The new building in Saint-Denis looks like a museum: there are a lot of works by artists, sculptors and designers. Why is art so important in a workplace? Could you explain your idea of art in the center of the city? “At the beginning, it was just because I had space on the walls and had a lot of art. I always put art in my buildings and my office spaces. And then you understand that art becomes part of your life because it presents a different way of seeing things. It poses questions, and I think you feel more secure when you work in a place where there is art and poetry of art. So it is a question of mood, there is no special goal we are trying to achieve. We love artists, and that’s it. As for the concept of art at the center of the city: everybody lives his or her life, everybody works, but we all need an escape, but escape is not only through travel or reading, it is visual, tactile experience. Art is a very good “smoother” of your heart and emotions, of your feelings and the way you live. So there should be sculptures in public spaces, there should be nice buildings. I believe that it is very important to place beautiful things in people’s lives; it makes people feel good. And it should be for every social class, art should not be only for rich people who can pay, because, yes although art has always been very expensive, it should be accessible to everyone.

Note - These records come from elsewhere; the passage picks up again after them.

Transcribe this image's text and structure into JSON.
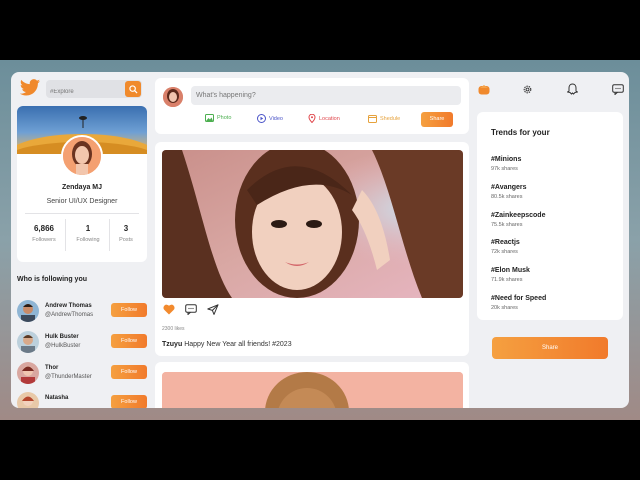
{
  "search": {
    "placeholder": "#Explore"
  },
  "profile": {
    "name": "Zendaya MJ",
    "title": "Senior UI/UX Designer",
    "stats": [
      {
        "value": "6,866",
        "label": "Followers"
      },
      {
        "value": "1",
        "label": "Following"
      },
      {
        "value": "3",
        "label": "Posts"
      }
    ]
  },
  "following": {
    "title": "Who is following you",
    "button_label": "Follow",
    "users": [
      {
        "name": "Andrew Thomas",
        "handle": "@AndrewThomas"
      },
      {
        "name": "Hulk Buster",
        "handle": "@HulkBuster"
      },
      {
        "name": "Thor",
        "handle": "@ThunderMaster"
      },
      {
        "name": "Natasha",
        "handle": ""
      }
    ]
  },
  "compose": {
    "placeholder": "What's happening?",
    "actions": [
      "Photo",
      "Video",
      "Location",
      "Shedule"
    ],
    "share_label": "Share"
  },
  "post": {
    "likes": "2300 likes",
    "author": "Tzuyu",
    "text": "Happy New Year all friends! #2023"
  },
  "trends": {
    "title": "Trends for your",
    "items": [
      {
        "tag": "#Minions",
        "count": "97k shares"
      },
      {
        "tag": "#Avangers",
        "count": "80.5k shares"
      },
      {
        "tag": "#Zainkeepscode",
        "count": "75.5k shares"
      },
      {
        "tag": "#Reactjs",
        "count": "72k shares"
      },
      {
        "tag": "#Elon Musk",
        "count": "71.9k shares"
      },
      {
        "tag": "#Need for Speed",
        "count": "20k shares"
      }
    ]
  },
  "right": {
    "share_label": "Share"
  },
  "colors": {
    "accent": "#f17a2b",
    "accent_light": "#f5a040",
    "background": "#eff0f3"
  }
}
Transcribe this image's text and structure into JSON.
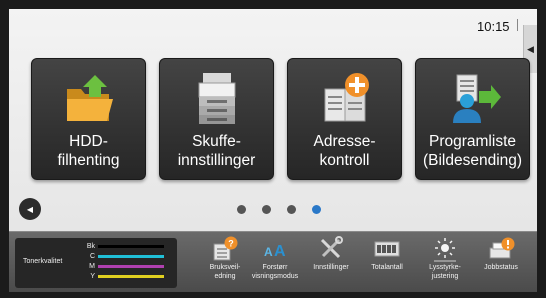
{
  "status": {
    "time": "10:15"
  },
  "tiles": [
    {
      "label_line1": "HDD-",
      "label_line2": "filhenting",
      "icon": "folder-arrow-icon"
    },
    {
      "label_line1": "Skuffe-",
      "label_line2": "innstillinger",
      "icon": "printer-icon"
    },
    {
      "label_line1": "Adresse-",
      "label_line2": "kontroll",
      "icon": "address-book-add-icon"
    },
    {
      "label_line1": "Programliste",
      "label_line2": "(Bildesending)",
      "icon": "send-program-icon"
    }
  ],
  "pager": {
    "pages": 4,
    "active_index": 3
  },
  "toner": {
    "title": "Tonerkvalitet",
    "levels": [
      {
        "label": "Bk",
        "color": "#000000"
      },
      {
        "label": "C",
        "color": "#20c0d8"
      },
      {
        "label": "M",
        "color": "#b040b0"
      },
      {
        "label": "Y",
        "color": "#e0d020"
      }
    ]
  },
  "bottom_buttons": [
    {
      "label_line1": "Bruksveil-",
      "label_line2": "edning",
      "icon": "help-book-icon"
    },
    {
      "label_line1": "Forstørr",
      "label_line2": "visningsmodus",
      "icon": "enlarge-text-icon"
    },
    {
      "label_line1": "Innstillinger",
      "label_line2": "",
      "icon": "tools-icon"
    },
    {
      "label_line1": "Totalantall",
      "label_line2": "",
      "icon": "counter-icon"
    },
    {
      "label_line1": "Lysstyrke-",
      "label_line2": "justering",
      "icon": "brightness-icon"
    },
    {
      "label_line1": "Jobbstatus",
      "label_line2": "",
      "icon": "job-status-icon"
    }
  ],
  "colors": {
    "accent_blue": "#2a78c8",
    "orange": "#f0902a",
    "green": "#5cb83a"
  }
}
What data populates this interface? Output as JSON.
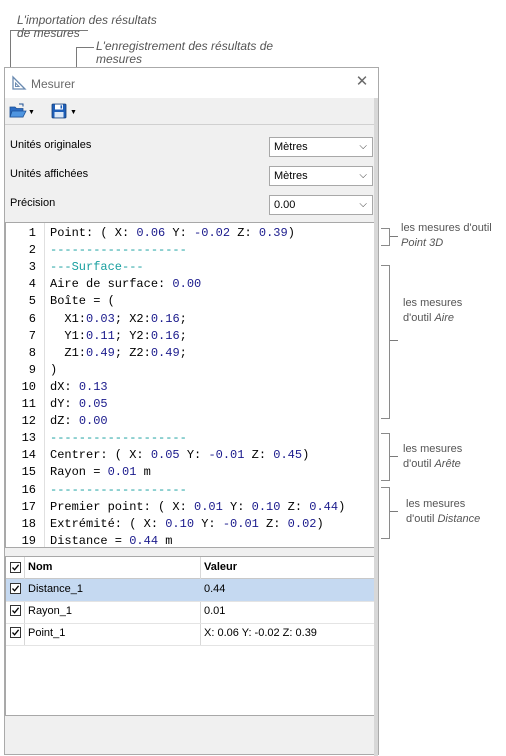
{
  "callouts": {
    "import_line1": "L'importation des résultats",
    "import_line2": "de mesures",
    "save_line1": "L'enregistrement  des résultats de",
    "save_line2": "mesures"
  },
  "side_notes": [
    {
      "line1": "les mesures d'outil",
      "line2": "Point 3D"
    },
    {
      "line1": "les mesures",
      "line2_plain": "d'outil ",
      "line2_em": "Aire"
    },
    {
      "line1": "les mesures",
      "line2_plain": "d'outil ",
      "line2_em": "Arête"
    },
    {
      "line1": "les mesures",
      "line2_plain": "d'outil ",
      "line2_em": "Distance"
    }
  ],
  "window": {
    "title": "Mesurer",
    "close_glyph": "✕"
  },
  "toolbar": {
    "open_arrow": "▼",
    "save_arrow": "▼"
  },
  "params": {
    "original_units": {
      "label": "Unités originales",
      "value": "Mètres"
    },
    "display_units": {
      "label": "Unités affichées",
      "value": "Mètres"
    },
    "precision": {
      "label": "Précision",
      "value": "0.00"
    },
    "chevron": "⌵"
  },
  "results": [
    {
      "n": "1",
      "parts": [
        [
          "",
          "Point: ( X: "
        ],
        [
          "v",
          "0.06"
        ],
        [
          "",
          " Y: "
        ],
        [
          "v",
          "-0.02"
        ],
        [
          "",
          " Z: "
        ],
        [
          "v",
          "0.39"
        ],
        [
          "",
          ")"
        ]
      ]
    },
    {
      "n": "2",
      "parts": [
        [
          "d",
          "-------------------"
        ]
      ]
    },
    {
      "n": "3",
      "parts": [
        [
          "d",
          "---Surface---"
        ]
      ]
    },
    {
      "n": "4",
      "parts": [
        [
          "",
          "Aire de surface: "
        ],
        [
          "v",
          "0.00"
        ]
      ]
    },
    {
      "n": "5",
      "parts": [
        [
          "",
          "Boîte = ("
        ]
      ]
    },
    {
      "n": "6",
      "parts": [
        [
          "",
          "  X1:"
        ],
        [
          "v",
          "0.03"
        ],
        [
          "",
          "; X2:"
        ],
        [
          "v",
          "0.16"
        ],
        [
          "",
          ";"
        ]
      ]
    },
    {
      "n": "7",
      "parts": [
        [
          "",
          "  Y1:"
        ],
        [
          "v",
          "0.11"
        ],
        [
          "",
          "; Y2:"
        ],
        [
          "v",
          "0.16"
        ],
        [
          "",
          ";"
        ]
      ]
    },
    {
      "n": "8",
      "parts": [
        [
          "",
          "  Z1:"
        ],
        [
          "v",
          "0.49"
        ],
        [
          "",
          "; Z2:"
        ],
        [
          "v",
          "0.49"
        ],
        [
          "",
          ";"
        ]
      ]
    },
    {
      "n": "9",
      "parts": [
        [
          "",
          ")"
        ]
      ]
    },
    {
      "n": "10",
      "parts": [
        [
          "",
          "dX: "
        ],
        [
          "v",
          "0.13"
        ]
      ]
    },
    {
      "n": "11",
      "parts": [
        [
          "",
          "dY: "
        ],
        [
          "v",
          "0.05"
        ]
      ]
    },
    {
      "n": "12",
      "parts": [
        [
          "",
          "dZ: "
        ],
        [
          "v",
          "0.00"
        ]
      ]
    },
    {
      "n": "13",
      "parts": [
        [
          "d",
          "-------------------"
        ]
      ]
    },
    {
      "n": "14",
      "parts": [
        [
          "",
          "Centrer: ( X: "
        ],
        [
          "v",
          "0.05"
        ],
        [
          "",
          " Y: "
        ],
        [
          "v",
          "-0.01"
        ],
        [
          "",
          " Z: "
        ],
        [
          "v",
          "0.45"
        ],
        [
          "",
          ")"
        ]
      ]
    },
    {
      "n": "15",
      "parts": [
        [
          "",
          "Rayon = "
        ],
        [
          "v",
          "0.01"
        ],
        [
          "",
          " m"
        ]
      ]
    },
    {
      "n": "16",
      "parts": [
        [
          "d",
          "-------------------"
        ]
      ]
    },
    {
      "n": "17",
      "parts": [
        [
          "",
          "Premier point: ( X: "
        ],
        [
          "v",
          "0.01"
        ],
        [
          "",
          " Y: "
        ],
        [
          "v",
          "0.10"
        ],
        [
          "",
          " Z: "
        ],
        [
          "v",
          "0.44"
        ],
        [
          "",
          ")"
        ]
      ]
    },
    {
      "n": "18",
      "parts": [
        [
          "",
          "Extrémité: ( X: "
        ],
        [
          "v",
          "0.10"
        ],
        [
          "",
          " Y: "
        ],
        [
          "v",
          "-0.01"
        ],
        [
          "",
          " Z: "
        ],
        [
          "v",
          "0.02"
        ],
        [
          "",
          ")"
        ]
      ]
    },
    {
      "n": "19",
      "parts": [
        [
          "",
          "Distance = "
        ],
        [
          "v",
          "0.44"
        ],
        [
          "",
          " m"
        ]
      ]
    }
  ],
  "grid": {
    "headers": {
      "name": "Nom",
      "value": "Valeur"
    },
    "rows": [
      {
        "name": "Distance_1",
        "value": "0.44",
        "checked": true,
        "selected": true
      },
      {
        "name": "Rayon_1",
        "value": "0.01",
        "checked": true,
        "selected": false
      },
      {
        "name": "Point_1",
        "value": "X: 0.06 Y: -0.02 Z: 0.39",
        "checked": true,
        "selected": false
      }
    ]
  },
  "colors": {
    "value_blue": "#1a1a8c",
    "dash_teal": "#1aa0a0",
    "selection": "#c5d9f1"
  }
}
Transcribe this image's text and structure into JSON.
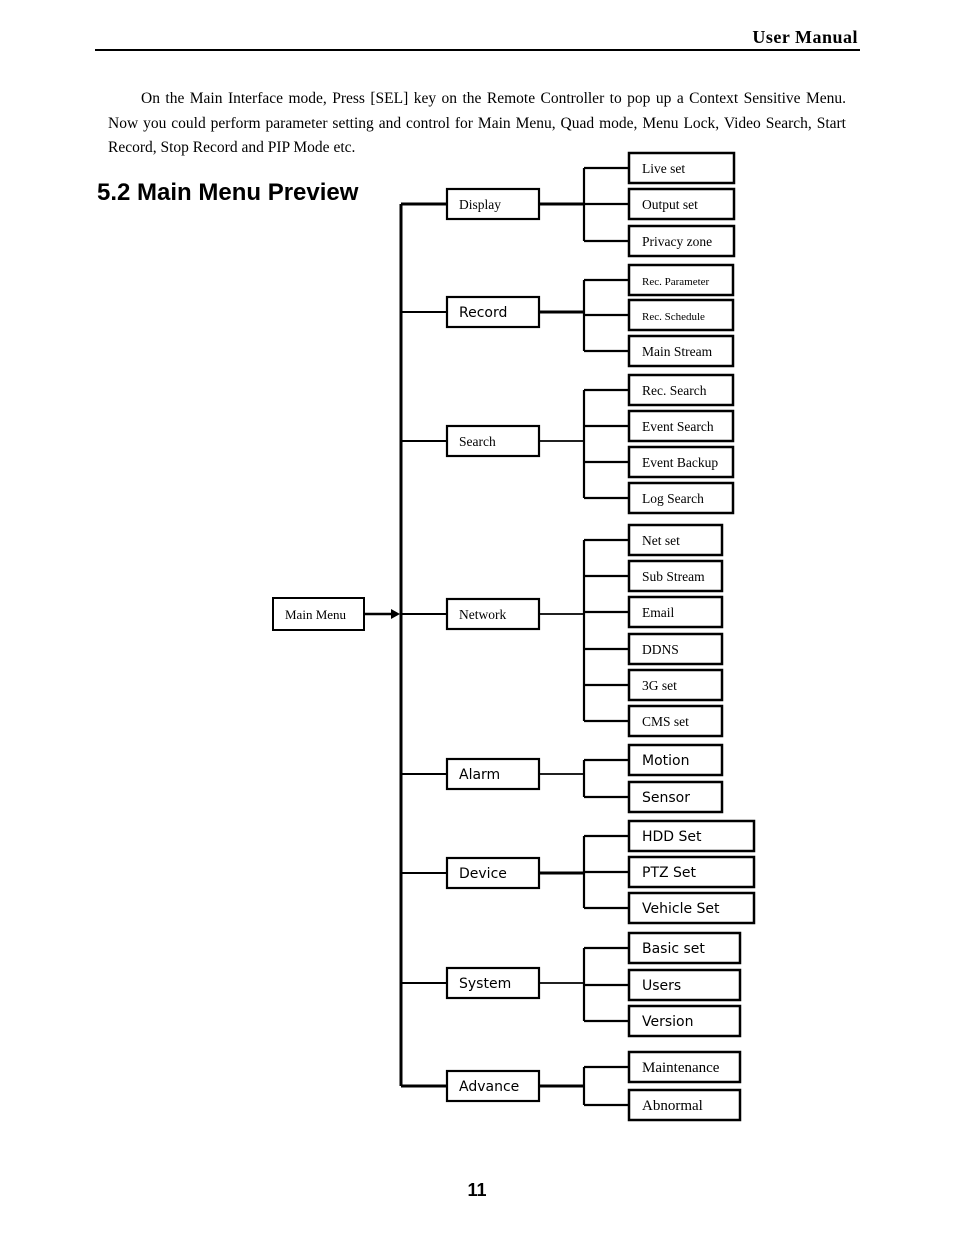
{
  "header": {
    "title": "User  Manual"
  },
  "intro_paragraph": "On the Main Interface mode, Press [SEL] key on the Remote Controller to pop up a Context Sensitive Menu. Now you could perform parameter setting and control for Main Menu, Quad mode, Menu Lock, Video Search, Start Record, Stop Record and PIP Mode etc.",
  "section_title": "5.2 Main Menu Preview",
  "diagram": {
    "root": "Main Menu",
    "menus": [
      {
        "label": "Display",
        "children": [
          "Live set",
          "Output set",
          "Privacy zone"
        ]
      },
      {
        "label": "Record",
        "children": [
          "Rec. Parameter",
          "Rec. Schedule",
          "Main Stream"
        ]
      },
      {
        "label": "Search",
        "children": [
          "Rec. Search",
          "Event Search",
          "Event Backup",
          "Log Search"
        ]
      },
      {
        "label": "Network",
        "children": [
          "Net set",
          "Sub Stream",
          "Email",
          "DDNS",
          "3G set",
          "CMS set"
        ]
      },
      {
        "label": "Alarm",
        "children": [
          "Motion",
          "Sensor"
        ]
      },
      {
        "label": "Device",
        "children": [
          "HDD Set",
          "PTZ Set",
          "Vehicle Set"
        ]
      },
      {
        "label": "System",
        "children": [
          "Basic set",
          "Users",
          "Version"
        ]
      },
      {
        "label": "Advance",
        "children": [
          "Maintenance",
          "Abnormal"
        ]
      }
    ]
  },
  "footer": {
    "page_number": "11"
  }
}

The building itself becomes art with Pucci De Rossi’s facade. How did the idea originate? Can you describe this spectacular facade? “There is a similar façade in Marseille, and I like the fact that it was like a little castle, a fortress at the entrance of the harbor of Marseille; and our building is the same, you come from the north of Europe and you arrive here in Paris and you have a fortress welcoming you. My friend Pucci, the architect, he heard me talking about building a new headquarters, and he called me after a few days and said, “I’ve done something for you,” and we worked very closely last year to finish the project. Last year he had cancer, and I was very close to him, we built a lot of things, a lot of furniture and etc., all very much in a hurry because we knew he was going to die. And the last time I talked to him, it was at two o’clock in the morning, and I had told him please do the V&P a little bit differently, and he said he understood and would send me an e-mail. And then he died at six in the morning. So because we worked so closely, that’s why we were able to finish the project and do it exactly the way he wanted. Our façade has a screen and we change the projection of digital art every day. Every day we show something different. We are very famous in France, but not so much in Italy. The fact that in France we have buildings and warehouses for which we can do “advertising by residence,” but don’t have buildings in other countries means we don’t have this kind of notoriety in other countries. When it is in our own country where the journalists are very interested in what we do, it works well. In Italy, doing advertising by residence takes much more effort to get any visibility. But this strategy works very well in France.”

Can you tell me about your collaboration with Ron Arad? “Ron Arad, this table right here is actually the table that I bought in 1994, which means almost 25 years ago. I have a lot of pieces by Ron Arad, so what you saw in the building is the bench from a very famous gallery in New York that sells Ron Arad, Friedman Benda. I think it is perfect— made for this place, it was perfect luck. But I have many pieces by Ron Arad, but now that his pieces are sold at crazy prices, I don’t buy them anymore.”

How do art and creativity contribute to the development of the company?There is a lot of creativity working behind the scenes. You don’t see it straight away but it is there, all made in-house.”

 

In the future will Vente Privee sell artwork? “No, never. That is the only thing we won’t sell because there is no discount on art. There is a price you are willing to pay for a piece, but art never comes at a fixed price. So the only thing we will never sell is art, and obviously illegal items.”